The Power of Language:

Orwell argued that the misuse of language could lead to the degradation of thought and the manipulation of political narratives. This concept can be applied to various aspects of modern society, including for example the use of preferred pronouns. In the effort to be inclusive and respectful of gender identities, many have adopted new pronouns, such as they/them, ze/hir, or others. While the adoption of preferred pronouns may appear progressive on the surface, it clearly has consequences in its use to obfuscate previously held social norms, which is very much in line with Orwell’s warnings, cand is to critics, a cynical manipulation of language for political control.

Political Discourse:

Orwell’s central thesis in his essay was that vague, convoluted language could be used to manipulate people and obscure the truth. This notion is especially pertinent in discussions involving gender identity and the use of preferred pronouns. When people engage in political discourse and misuse language, they may inadvertently create confusion and polarization, hindering constructive dialogue. Debates about gender identity and expression deserve thoughtful and clear communication to foster understanding and civility in society.

Multilingual Communications:

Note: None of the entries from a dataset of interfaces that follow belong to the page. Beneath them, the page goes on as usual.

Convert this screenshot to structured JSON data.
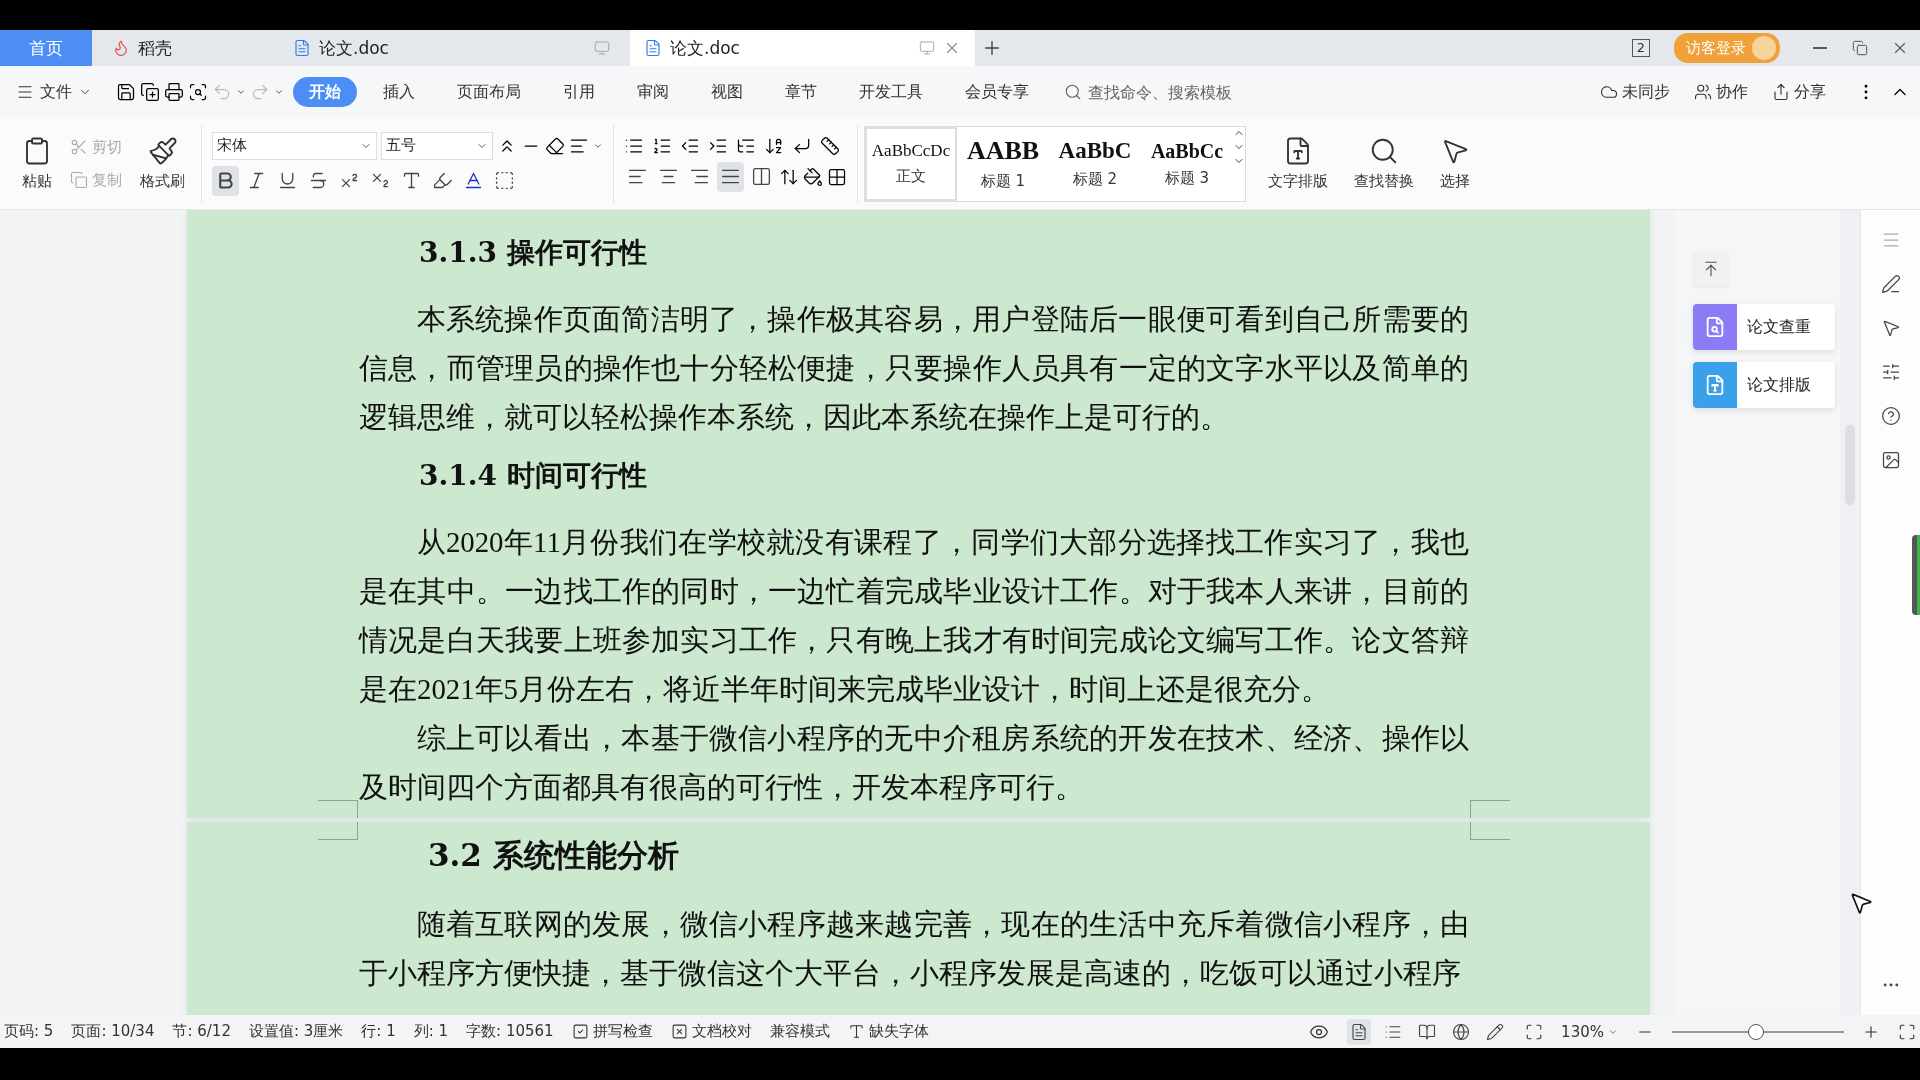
{
  "tabs": [
    {
      "label": "首页",
      "kind": "home",
      "selected": false
    },
    {
      "label": "稻壳",
      "kind": "app",
      "selected": false
    },
    {
      "label": "论文.doc",
      "kind": "doc",
      "selected": false
    },
    {
      "label": "论文.doc",
      "kind": "doc",
      "selected": true
    }
  ],
  "window_count": "2",
  "guest_login": "访客登录",
  "menu": {
    "file": "文件",
    "tabs": [
      {
        "label": "开始",
        "selected": true
      },
      {
        "label": "插入",
        "selected": false
      },
      {
        "label": "页面布局",
        "selected": false
      },
      {
        "label": "引用",
        "selected": false
      },
      {
        "label": "审阅",
        "selected": false
      },
      {
        "label": "视图",
        "selected": false
      },
      {
        "label": "章节",
        "selected": false
      },
      {
        "label": "开发工具",
        "selected": false
      },
      {
        "label": "会员专享",
        "selected": false
      }
    ],
    "search": {
      "placeholder": "查找命令、搜索模板"
    },
    "actions": [
      {
        "label": "未同步",
        "kind": "sync"
      },
      {
        "label": "协作",
        "kind": "collab"
      },
      {
        "label": "分享",
        "kind": "share"
      }
    ]
  },
  "ribbon": {
    "paste": "粘贴",
    "cut": "剪切",
    "copy": "复制",
    "format_painter": "格式刷",
    "font": "宋体",
    "size": "五号",
    "format_buttons": [
      {
        "kind": "bold",
        "selected": true
      },
      {
        "kind": "italic",
        "selected": false
      },
      {
        "kind": "underline",
        "selected": false
      },
      {
        "kind": "strike",
        "selected": false
      },
      {
        "kind": "superscript",
        "selected": false
      },
      {
        "kind": "subscript",
        "selected": false
      },
      {
        "kind": "effect",
        "selected": false
      },
      {
        "kind": "highlight",
        "selected": false
      },
      {
        "kind": "color",
        "selected": false
      },
      {
        "kind": "border",
        "selected": false
      }
    ],
    "align_buttons": [
      {
        "kind": "left",
        "selected": false
      },
      {
        "kind": "center",
        "selected": false
      },
      {
        "kind": "right",
        "selected": false
      },
      {
        "kind": "justify",
        "selected": true
      },
      {
        "kind": "distribute",
        "selected": false
      }
    ],
    "styles": [
      {
        "sample": "AaBbCcDc",
        "label": "正文",
        "kind": "body",
        "selected": true
      },
      {
        "sample": "AABB",
        "label": "标题 1",
        "kind": "h1",
        "selected": false
      },
      {
        "sample": "AaBbC",
        "label": "标题 2",
        "kind": "h2",
        "selected": false
      },
      {
        "sample": "AaBbCc",
        "label": "标题 3",
        "kind": "h3",
        "selected": false
      }
    ],
    "tools": [
      {
        "label": "文字排版",
        "kind": "layout"
      },
      {
        "label": "查找替换",
        "kind": "find"
      },
      {
        "label": "选择",
        "kind": "select"
      }
    ]
  },
  "document": {
    "pages": [
      {
        "blocks": [
          {
            "kind": "heading3",
            "text": "3.1.3  操作可行性"
          },
          {
            "kind": "paragraph",
            "text": "本系统操作页面简洁明了，操作极其容易，用户登陆后一眼便可看到自己所需要的信息，而管理员的操作也十分轻松便捷，只要操作人员具有一定的文字水平以及简单的逻辑思维，就可以轻松操作本系统，因此本系统在操作上是可行的。"
          },
          {
            "kind": "heading3",
            "text": "3.1.4 时间可行性"
          },
          {
            "kind": "paragraph",
            "text": "从2020年11月份我们在学校就没有课程了，同学们大部分选择找工作实习了，我也是在其中。一边找工作的同时，一边忙着完成毕业设计工作。对于我本人来讲，目前的情况是白天我要上班参加实习工作，只有晚上我才有时间完成论文编写工作。论文答辩是在2021年5月份左右，将近半年时间来完成毕业设计，时间上还是很充分。"
          },
          {
            "kind": "paragraph",
            "text": "综上可以看出，本基于微信小程序的无中介租房系统的开发在技术、经济、操作以及时间四个方面都具有很高的可行性，开发本程序可行。"
          }
        ]
      },
      {
        "blocks": [
          {
            "kind": "heading2",
            "text": "3.2  系统性能分析"
          },
          {
            "kind": "paragraph",
            "text": "随着互联网的发展，微信小程序越来越完善，现在的生活中充斥着微信小程序，由于小程序方便快捷，基于微信这个大平台，小程序发展是高速的，吃饭可以通过小程序"
          }
        ]
      }
    ]
  },
  "side_panel": {
    "items": [
      {
        "label": "论文查重",
        "kind": "check",
        "color": "#8b7cf6"
      },
      {
        "label": "论文排版",
        "kind": "layout",
        "color": "#3aa0ea"
      }
    ]
  },
  "status_bar": {
    "items": [
      "页码: 5",
      "页面: 10/34",
      "节: 6/12",
      "设置值: 3厘米",
      "行: 1",
      "列: 1",
      "字数: 10561"
    ],
    "tools": [
      {
        "label": "拼写检查",
        "kind": "spell"
      },
      {
        "label": "文档校对",
        "kind": "proof"
      },
      {
        "label": "兼容模式",
        "kind": "plain"
      },
      {
        "label": "缺失字体",
        "kind": "font"
      }
    ],
    "view_buttons": [
      {
        "kind": "page",
        "selected": true
      },
      {
        "kind": "outline",
        "selected": false
      },
      {
        "kind": "read",
        "selected": false
      },
      {
        "kind": "web",
        "selected": false
      },
      {
        "kind": "write",
        "selected": false
      }
    ],
    "zoom": {
      "reading": "130%",
      "level": 0.49
    }
  }
}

The adoption of new pronouns can also pose challenges in multilingual contexts. Different languages have their own grammatical structures and linguistic nuances, making it difficult to translate gender-neutral pronouns effectively. This challenge not only hinders the flow of communication but also risks alienating individuals who might not identify with the language’s available pronoun options. The misuse or misinterpretation of these pronouns in translation can have unintended consequences, causing offense or miscommunication.

Striving for Clarity:

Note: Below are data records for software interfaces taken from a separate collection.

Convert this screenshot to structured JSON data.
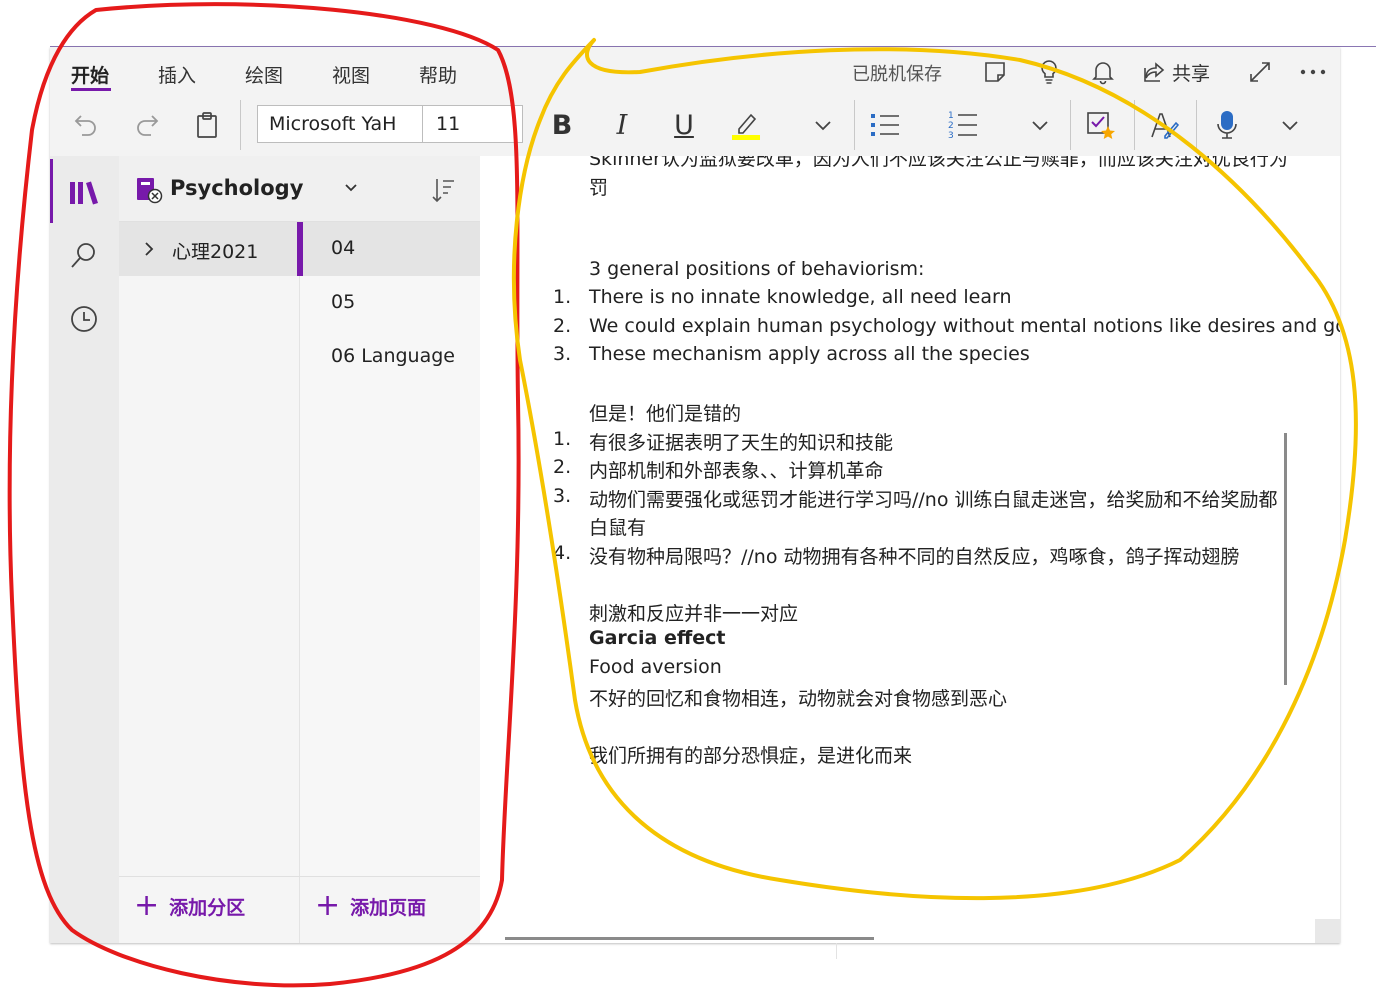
{
  "app": {
    "ribbon_tabs": [
      "开始",
      "插入",
      "绘图",
      "视图",
      "帮助"
    ],
    "active_tab": "开始",
    "status": "已脱机保存",
    "share_label": "共享",
    "accent_color": "#7719aa"
  },
  "toolbar": {
    "font_name": "Microsoft YaH",
    "font_size": "11",
    "bold_label": "B",
    "italic_label": "I",
    "underline_label": "U",
    "highlight_color": "#ffff00"
  },
  "notebook": {
    "name": "Psychology",
    "sections": [
      {
        "label": "心理2021"
      }
    ],
    "pages": [
      {
        "label": "04"
      },
      {
        "label": "05"
      },
      {
        "label": "06 Language"
      }
    ],
    "add_section": "添加分区",
    "add_page": "添加页面"
  },
  "note": {
    "partial_top_1": "Skinner认为监狱要改革，因为人们不应该关注公正与赎罪，而应该关注对优良行为",
    "partial_top_2": "罚",
    "behaviorism_heading": "3 general positions of behaviorism:",
    "behaviorism_list": [
      {
        "num": "1.",
        "text": "There is no innate knowledge, all need learn"
      },
      {
        "num": "2.",
        "text": "We could explain human psychology without mental notions like desires and goals"
      },
      {
        "num": "3.",
        "text": "These mechanism apply across all the species"
      }
    ],
    "wrong_heading": "但是！他们是错的",
    "wrong_list": [
      {
        "num": "1.",
        "text": "有很多证据表明了天生的知识和技能"
      },
      {
        "num": "2.",
        "text": "内部机制和外部表象、、计算机革命"
      },
      {
        "num": "3.",
        "text": "动物们需要强化或惩罚才能进行学习吗//no 训练白鼠走迷宫，给奖励和不给奖励都",
        "text_cont": "白鼠有"
      },
      {
        "num": "4.",
        "text": "没有物种局限吗？//no 动物拥有各种不同的自然反应，鸡啄食，鸽子挥动翅膀"
      }
    ],
    "stimulus_line": "刺激和反应并非一一对应",
    "garcia": "Garcia effect",
    "food_aversion": "Food aversion",
    "bad_memory": "不好的回忆和食物相连，动物就会对食物感到恶心",
    "phobia": "我们所拥有的部分恐惧症，是进化而来"
  },
  "annotations": {
    "red_color": "#e51a1a",
    "yellow_color": "#f5c400"
  }
}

Orwell’s essay forcefully reminds us of the critical significance of clarity and precision in language use. When it comes to preferred pronouns, it is essential to recognize that Orwell’s warnings echo loudly in the misuse and overcomplication of language for political ends.

Rather than advocating for a balance between inclusivity and clarity in this context, it is crucial to assert that linguistic clarity should not be sacrificed in pursuit of inclusivity. Here are some recommendations:

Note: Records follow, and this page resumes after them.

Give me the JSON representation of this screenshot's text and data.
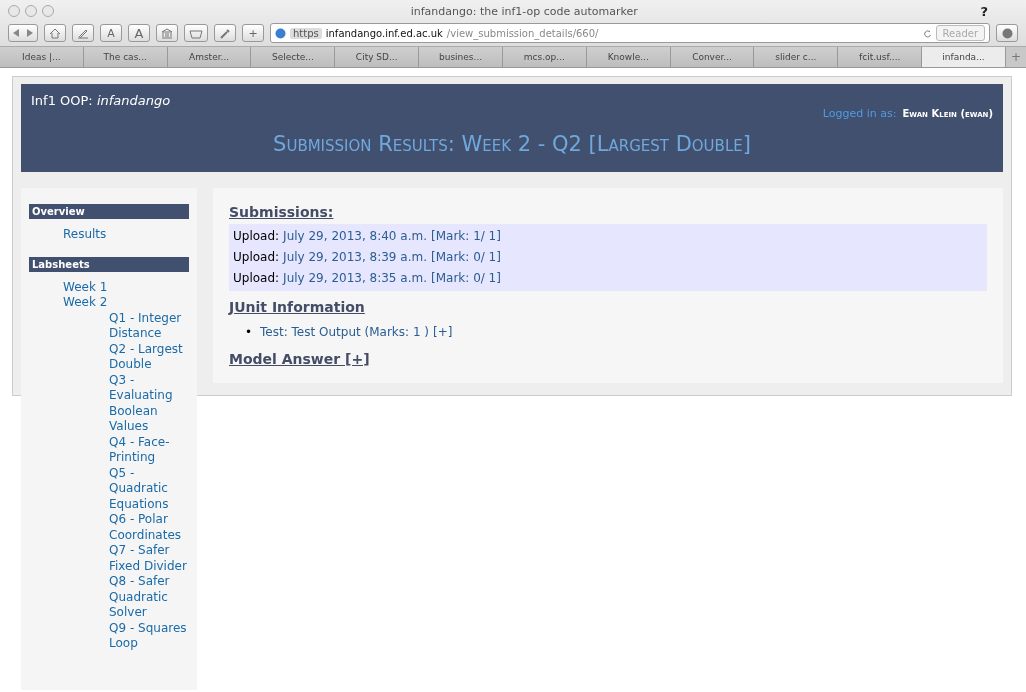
{
  "window": {
    "title": "infandango: the inf1-op code automarker",
    "help": "?"
  },
  "toolbar": {
    "font_small": "A",
    "font_large": "A",
    "add": "+",
    "url_scheme": "https",
    "url_host": "infandango.inf.ed.ac.uk",
    "url_path": "/view_submission_details/660/",
    "reader": "Reader"
  },
  "tabs": [
    {
      "label": "Ideas |...",
      "selected": false
    },
    {
      "label": "The cas...",
      "selected": false
    },
    {
      "label": "Amster...",
      "selected": false
    },
    {
      "label": "Selecte...",
      "selected": false
    },
    {
      "label": "City SD...",
      "selected": false
    },
    {
      "label": "busines...",
      "selected": false
    },
    {
      "label": "mcs.op...",
      "selected": false
    },
    {
      "label": "Knowle...",
      "selected": false
    },
    {
      "label": "Conver...",
      "selected": false
    },
    {
      "label": "slider c...",
      "selected": false
    },
    {
      "label": "fcit.usf....",
      "selected": false
    },
    {
      "label": "infanda...",
      "selected": true
    }
  ],
  "new_tab": "+",
  "header": {
    "site": "Inf1 OOP: ",
    "site_name": "infandango",
    "logged_in_label": "Logged in as:",
    "user": "Ewan Klein (ewan)",
    "page_title": "Submission Results: Week 2 - Q2 [Largest Double]"
  },
  "sidebar": {
    "sections": [
      {
        "title": "Overview",
        "items": [
          {
            "label": "Results"
          }
        ]
      },
      {
        "title": "Labsheets",
        "items": [
          {
            "label": "Week 1"
          },
          {
            "label": "Week 2",
            "children": [
              {
                "label": "Q1 - Integer Distance"
              },
              {
                "label": "Q2 - Largest Double"
              },
              {
                "label": "Q3 - Evaluating Boolean Values"
              },
              {
                "label": "Q4 - Face-Printing"
              },
              {
                "label": "Q5 - Quadratic Equations"
              },
              {
                "label": "Q6 - Polar Coordinates"
              },
              {
                "label": "Q7 - Safer Fixed Divider"
              },
              {
                "label": "Q8 - Safer Quadratic Solver"
              },
              {
                "label": "Q9 - Squares Loop"
              }
            ]
          }
        ]
      }
    ]
  },
  "submissions": {
    "heading": "Submissions:",
    "rows": [
      {
        "label": "Upload:",
        "time": "July 29, 2013, 8:40 a.m.",
        "mark": "[Mark: 1/ 1]"
      },
      {
        "label": "Upload:",
        "time": "July 29, 2013, 8:39 a.m.",
        "mark": "[Mark: 0/ 1]"
      },
      {
        "label": "Upload:",
        "time": "July 29, 2013, 8:35 a.m.",
        "mark": "[Mark: 0/ 1]"
      }
    ]
  },
  "junit": {
    "heading": "JUnit Information",
    "tests": [
      {
        "bullet": "•",
        "text": "Test: Test Output (Marks: 1 )",
        "toggle": "[+]"
      }
    ]
  },
  "model_answer": {
    "heading": "Model Answer [+]"
  }
}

  1. Critical Evaluation: Scrutinize the necessity and implications of preferred pronouns, emphasizing that language should remain a tool for genuine communication, not a political weapon.
  2. Language Pragmatism: Promote the use of language that is both respectful and practical, avoiding the unnecessary complexity that Orwell cautioned against.
  3. Transparency: Encourage open and honest discussions about gender identity and expression without imposing linguistic constructs that may complicate communication

In the spirit of Orwell’s essay, the focus should be on maintaining the integrity of language to prevent its manipulation for political purposes, even in well-intentioned initiatives such as the use of preferred pronouns.

George Orwell’s essay, ‘Politics and the English Language,’ issues a timely reminder about the perils of language manipulation and the importance of clear, honest communication. Ignoring these warnings can lead us down a treacherous path, as seen in Orwell’s own works, ‘1984’ and ‘Animal Farm.’ In ‘1984,’ the abuse of language by the oppressive government, exemplified by terms like ‘Newspeak,’ served to control thought and quash dissent. In ‘Animal Farm,’ the pigs’ gradual distortion of the original commandments showcased how language can be twisted to justify authoritarian rule.

By disregarding Orwell’s insights and failing to uphold clarity and transparency in our discourse, we risk allowing language to be weaponized for political gain, enabling the erosion of truth, freedom, and equality. The cautionary tales of ‘1984’ and ‘Animal Farm’ serve as stark reminders of the consequences that can befall society when we disregard the wisdom of ‘Politics and the English Language.’ Let us heed Orwell’s advice and commit to fostering a society that values linguistic clarity, respects diverse viewpoints, and upholds the principles of open and honest communication, thus averting the dystopian futures he so vividly depicted.

Related Posts